Extracted data entries:
[Start of section]

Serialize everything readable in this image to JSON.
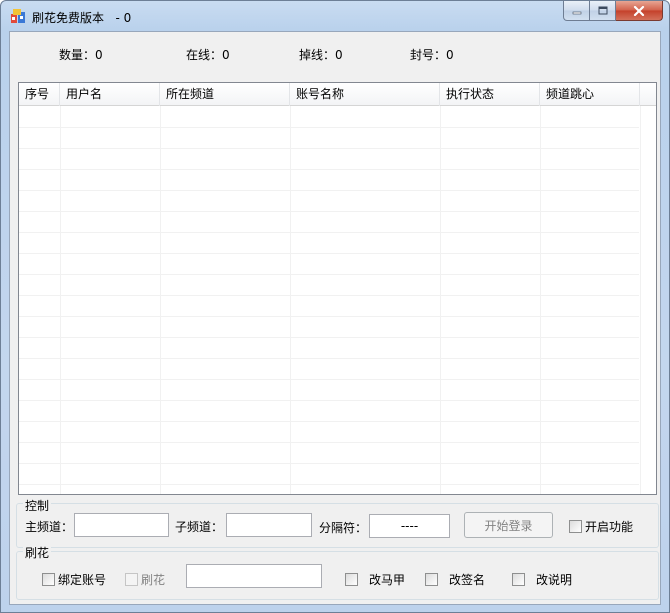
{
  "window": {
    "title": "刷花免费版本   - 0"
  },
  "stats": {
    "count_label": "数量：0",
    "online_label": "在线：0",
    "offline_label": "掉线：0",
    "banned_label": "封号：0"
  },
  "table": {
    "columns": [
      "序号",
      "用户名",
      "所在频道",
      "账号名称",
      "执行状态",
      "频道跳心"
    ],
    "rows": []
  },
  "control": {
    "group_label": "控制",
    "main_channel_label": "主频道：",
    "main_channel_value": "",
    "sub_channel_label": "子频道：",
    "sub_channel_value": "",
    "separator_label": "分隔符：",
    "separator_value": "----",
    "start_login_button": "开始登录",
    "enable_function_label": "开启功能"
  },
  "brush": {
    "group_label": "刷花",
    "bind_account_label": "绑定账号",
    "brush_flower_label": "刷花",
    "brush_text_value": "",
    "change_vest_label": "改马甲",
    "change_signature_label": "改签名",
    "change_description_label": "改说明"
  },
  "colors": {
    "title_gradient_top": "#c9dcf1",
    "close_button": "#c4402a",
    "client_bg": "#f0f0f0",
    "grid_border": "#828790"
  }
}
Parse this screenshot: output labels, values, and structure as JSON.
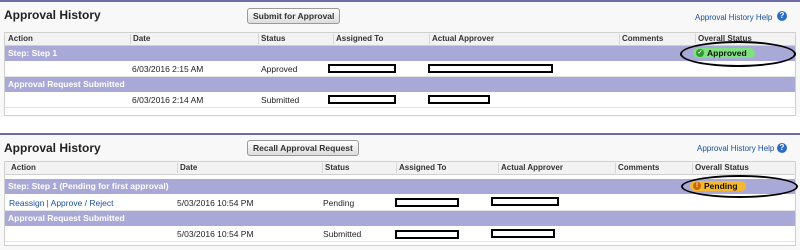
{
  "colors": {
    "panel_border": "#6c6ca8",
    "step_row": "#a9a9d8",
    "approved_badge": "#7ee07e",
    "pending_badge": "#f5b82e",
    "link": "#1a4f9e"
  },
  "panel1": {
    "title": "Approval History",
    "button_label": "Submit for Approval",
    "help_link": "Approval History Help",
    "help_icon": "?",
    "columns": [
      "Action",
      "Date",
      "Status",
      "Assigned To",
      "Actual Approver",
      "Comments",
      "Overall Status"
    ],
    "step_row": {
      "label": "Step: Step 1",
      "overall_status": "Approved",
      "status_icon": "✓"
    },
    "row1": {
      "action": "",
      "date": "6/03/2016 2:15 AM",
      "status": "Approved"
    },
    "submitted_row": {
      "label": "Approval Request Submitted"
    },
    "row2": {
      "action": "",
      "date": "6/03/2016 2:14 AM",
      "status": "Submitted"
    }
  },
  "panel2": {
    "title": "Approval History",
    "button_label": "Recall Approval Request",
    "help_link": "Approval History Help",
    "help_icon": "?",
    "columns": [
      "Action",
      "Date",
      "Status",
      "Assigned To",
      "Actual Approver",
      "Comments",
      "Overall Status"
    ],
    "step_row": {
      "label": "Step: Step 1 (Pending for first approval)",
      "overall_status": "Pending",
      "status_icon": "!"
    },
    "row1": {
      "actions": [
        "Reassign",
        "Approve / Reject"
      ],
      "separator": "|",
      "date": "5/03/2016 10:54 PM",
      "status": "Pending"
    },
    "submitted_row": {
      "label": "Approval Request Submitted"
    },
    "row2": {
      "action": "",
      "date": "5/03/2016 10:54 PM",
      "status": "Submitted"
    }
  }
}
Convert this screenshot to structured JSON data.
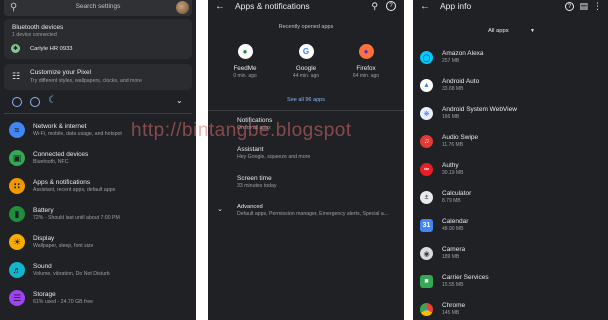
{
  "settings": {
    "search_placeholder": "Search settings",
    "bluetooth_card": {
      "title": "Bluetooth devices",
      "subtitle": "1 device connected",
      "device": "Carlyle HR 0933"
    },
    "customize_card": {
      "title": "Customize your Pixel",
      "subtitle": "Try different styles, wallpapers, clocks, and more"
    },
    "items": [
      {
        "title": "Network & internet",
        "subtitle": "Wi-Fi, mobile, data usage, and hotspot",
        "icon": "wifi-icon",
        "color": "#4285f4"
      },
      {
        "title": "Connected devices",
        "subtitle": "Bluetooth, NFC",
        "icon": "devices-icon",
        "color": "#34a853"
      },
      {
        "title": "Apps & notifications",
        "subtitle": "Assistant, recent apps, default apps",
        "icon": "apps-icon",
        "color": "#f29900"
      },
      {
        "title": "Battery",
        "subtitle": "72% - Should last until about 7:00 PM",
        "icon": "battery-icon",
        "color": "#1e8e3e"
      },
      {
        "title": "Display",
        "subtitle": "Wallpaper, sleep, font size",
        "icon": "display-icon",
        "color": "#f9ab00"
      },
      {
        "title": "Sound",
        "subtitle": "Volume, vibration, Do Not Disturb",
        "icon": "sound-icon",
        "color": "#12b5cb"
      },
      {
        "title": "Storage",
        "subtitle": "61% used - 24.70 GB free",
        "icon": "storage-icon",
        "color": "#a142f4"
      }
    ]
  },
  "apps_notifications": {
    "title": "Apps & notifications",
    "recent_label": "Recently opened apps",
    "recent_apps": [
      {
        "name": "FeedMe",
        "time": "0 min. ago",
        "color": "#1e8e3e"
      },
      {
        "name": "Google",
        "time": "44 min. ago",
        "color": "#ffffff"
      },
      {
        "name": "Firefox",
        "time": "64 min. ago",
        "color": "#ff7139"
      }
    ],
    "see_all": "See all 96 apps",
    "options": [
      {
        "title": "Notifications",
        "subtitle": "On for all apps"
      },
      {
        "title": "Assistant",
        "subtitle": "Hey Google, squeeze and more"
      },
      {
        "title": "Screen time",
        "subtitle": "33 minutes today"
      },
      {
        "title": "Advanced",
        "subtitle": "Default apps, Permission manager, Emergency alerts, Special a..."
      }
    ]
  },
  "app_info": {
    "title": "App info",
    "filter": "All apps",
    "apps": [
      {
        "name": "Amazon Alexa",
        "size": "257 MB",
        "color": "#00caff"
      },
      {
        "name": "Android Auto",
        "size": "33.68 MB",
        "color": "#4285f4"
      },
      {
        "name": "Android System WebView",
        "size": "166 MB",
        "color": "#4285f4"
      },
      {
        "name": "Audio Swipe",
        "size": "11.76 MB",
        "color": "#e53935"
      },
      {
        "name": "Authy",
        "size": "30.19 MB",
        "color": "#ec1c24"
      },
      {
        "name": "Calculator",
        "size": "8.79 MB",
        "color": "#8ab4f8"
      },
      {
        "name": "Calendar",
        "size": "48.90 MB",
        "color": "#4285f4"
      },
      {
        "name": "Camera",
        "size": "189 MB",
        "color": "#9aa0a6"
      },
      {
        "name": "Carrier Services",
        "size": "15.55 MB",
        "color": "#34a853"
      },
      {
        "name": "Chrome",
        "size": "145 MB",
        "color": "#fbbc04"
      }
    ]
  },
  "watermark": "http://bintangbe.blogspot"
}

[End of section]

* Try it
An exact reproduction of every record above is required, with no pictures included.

* Answer to this exercise
Serialize everything readable in this image to JSON.
{
  "window": {
    "title": "刷花免费版本   - 0"
  },
  "stats": {
    "count_label": "数量：0",
    "online_label": "在线：0",
    "offline_label": "掉线：0",
    "banned_label": "封号：0"
  },
  "table": {
    "columns": [
      "序号",
      "用户名",
      "所在频道",
      "账号名称",
      "执行状态",
      "频道跳心"
    ],
    "rows": []
  },
  "control": {
    "group_label": "控制",
    "main_channel_label": "主频道：",
    "main_channel_value": "",
    "sub_channel_label": "子频道：",
    "sub_channel_value": "",
    "separator_label": "分隔符：",
    "separator_value": "----",
    "start_login_button": "开始登录",
    "enable_function_label": "开启功能"
  },
  "brush": {
    "group_label": "刷花",
    "bind_account_label": "绑定账号",
    "brush_flower_label": "刷花",
    "brush_text_value": "",
    "change_vest_label": "改马甲",
    "change_signature_label": "改签名",
    "change_description_label": "改说明"
  },
  "colors": {
    "title_gradient_top": "#c9dcf1",
    "close_button": "#c4402a",
    "client_bg": "#f0f0f0",
    "grid_border": "#828790"
  }
}
Parse this screenshot: output labels, values, and structure as JSON.
{
  "colors": {
    "panel_border": "#6c6ca8",
    "step_row": "#a9a9d8",
    "approved_badge": "#7ee07e",
    "pending_badge": "#f5b82e",
    "link": "#1a4f9e"
  },
  "panel1": {
    "title": "Approval History",
    "button_label": "Submit for Approval",
    "help_link": "Approval History Help",
    "help_icon": "?",
    "columns": [
      "Action",
      "Date",
      "Status",
      "Assigned To",
      "Actual Approver",
      "Comments",
      "Overall Status"
    ],
    "step_row": {
      "label": "Step: Step 1",
      "overall_status": "Approved",
      "status_icon": "✓"
    },
    "row1": {
      "action": "",
      "date": "6/03/2016 2:15 AM",
      "status": "Approved"
    },
    "submitted_row": {
      "label": "Approval Request Submitted"
    },
    "row2": {
      "action": "",
      "date": "6/03/2016 2:14 AM",
      "status": "Submitted"
    }
  },
  "panel2": {
    "title": "Approval History",
    "button_label": "Recall Approval Request",
    "help_link": "Approval History Help",
    "help_icon": "?",
    "columns": [
      "Action",
      "Date",
      "Status",
      "Assigned To",
      "Actual Approver",
      "Comments",
      "Overall Status"
    ],
    "step_row": {
      "label": "Step: Step 1 (Pending for first approval)",
      "overall_status": "Pending",
      "status_icon": "!"
    },
    "row1": {
      "actions": [
        "Reassign",
        "Approve / Reject"
      ],
      "separator": "|",
      "date": "5/03/2016 10:54 PM",
      "status": "Pending"
    },
    "submitted_row": {
      "label": "Approval Request Submitted"
    },
    "row2": {
      "action": "",
      "date": "5/03/2016 10:54 PM",
      "status": "Submitted"
    }
  }
}
Convert this screenshot to structured JSON data.
{
  "settings": {
    "search_placeholder": "Search settings",
    "bluetooth_card": {
      "title": "Bluetooth devices",
      "subtitle": "1 device connected",
      "device": "Carlyle HR 0933"
    },
    "customize_card": {
      "title": "Customize your Pixel",
      "subtitle": "Try different styles, wallpapers, clocks, and more"
    },
    "items": [
      {
        "title": "Network & internet",
        "subtitle": "Wi-Fi, mobile, data usage, and hotspot",
        "icon": "wifi-icon",
        "color": "#4285f4"
      },
      {
        "title": "Connected devices",
        "subtitle": "Bluetooth, NFC",
        "icon": "devices-icon",
        "color": "#34a853"
      },
      {
        "title": "Apps & notifications",
        "subtitle": "Assistant, recent apps, default apps",
        "icon": "apps-icon",
        "color": "#f29900"
      },
      {
        "title": "Battery",
        "subtitle": "72% - Should last until about 7:00 PM",
        "icon": "battery-icon",
        "color": "#1e8e3e"
      },
      {
        "title": "Display",
        "subtitle": "Wallpaper, sleep, font size",
        "icon": "display-icon",
        "color": "#f9ab00"
      },
      {
        "title": "Sound",
        "subtitle": "Volume, vibration, Do Not Disturb",
        "icon": "sound-icon",
        "color": "#12b5cb"
      },
      {
        "title": "Storage",
        "subtitle": "61% used - 24.70 GB free",
        "icon": "storage-icon",
        "color": "#a142f4"
      }
    ]
  },
  "apps_notifications": {
    "title": "Apps & notifications",
    "recent_label": "Recently opened apps",
    "recent_apps": [
      {
        "name": "FeedMe",
        "time": "0 min. ago",
        "color": "#1e8e3e"
      },
      {
        "name": "Google",
        "time": "44 min. ago",
        "color": "#ffffff"
      },
      {
        "name": "Firefox",
        "time": "64 min. ago",
        "color": "#ff7139"
      }
    ],
    "see_all": "See all 96 apps",
    "options": [
      {
        "title": "Notifications",
        "subtitle": "On for all apps"
      },
      {
        "title": "Assistant",
        "subtitle": "Hey Google, squeeze and more"
      },
      {
        "title": "Screen time",
        "subtitle": "33 minutes today"
      },
      {
        "title": "Advanced",
        "subtitle": "Default apps, Permission manager, Emergency alerts, Special a..."
      }
    ]
  },
  "app_info": {
    "title": "App info",
    "filter": "All apps",
    "apps": [
      {
        "name": "Amazon Alexa",
        "size": "257 MB",
        "color": "#00caff"
      },
      {
        "name": "Android Auto",
        "size": "33.68 MB",
        "color": "#4285f4"
      },
      {
        "name": "Android System WebView",
        "size": "166 MB",
        "color": "#4285f4"
      },
      {
        "name": "Audio Swipe",
        "size": "11.76 MB",
        "color": "#e53935"
      },
      {
        "name": "Authy",
        "size": "30.19 MB",
        "color": "#ec1c24"
      },
      {
        "name": "Calculator",
        "size": "8.79 MB",
        "color": "#8ab4f8"
      },
      {
        "name": "Calendar",
        "size": "48.90 MB",
        "color": "#4285f4"
      },
      {
        "name": "Camera",
        "size": "189 MB",
        "color": "#9aa0a6"
      },
      {
        "name": "Carrier Services",
        "size": "15.55 MB",
        "color": "#34a853"
      },
      {
        "name": "Chrome",
        "size": "145 MB",
        "color": "#fbbc04"
      }
    ]
  },
  "watermark": "http://bintangbe.blogspot"
}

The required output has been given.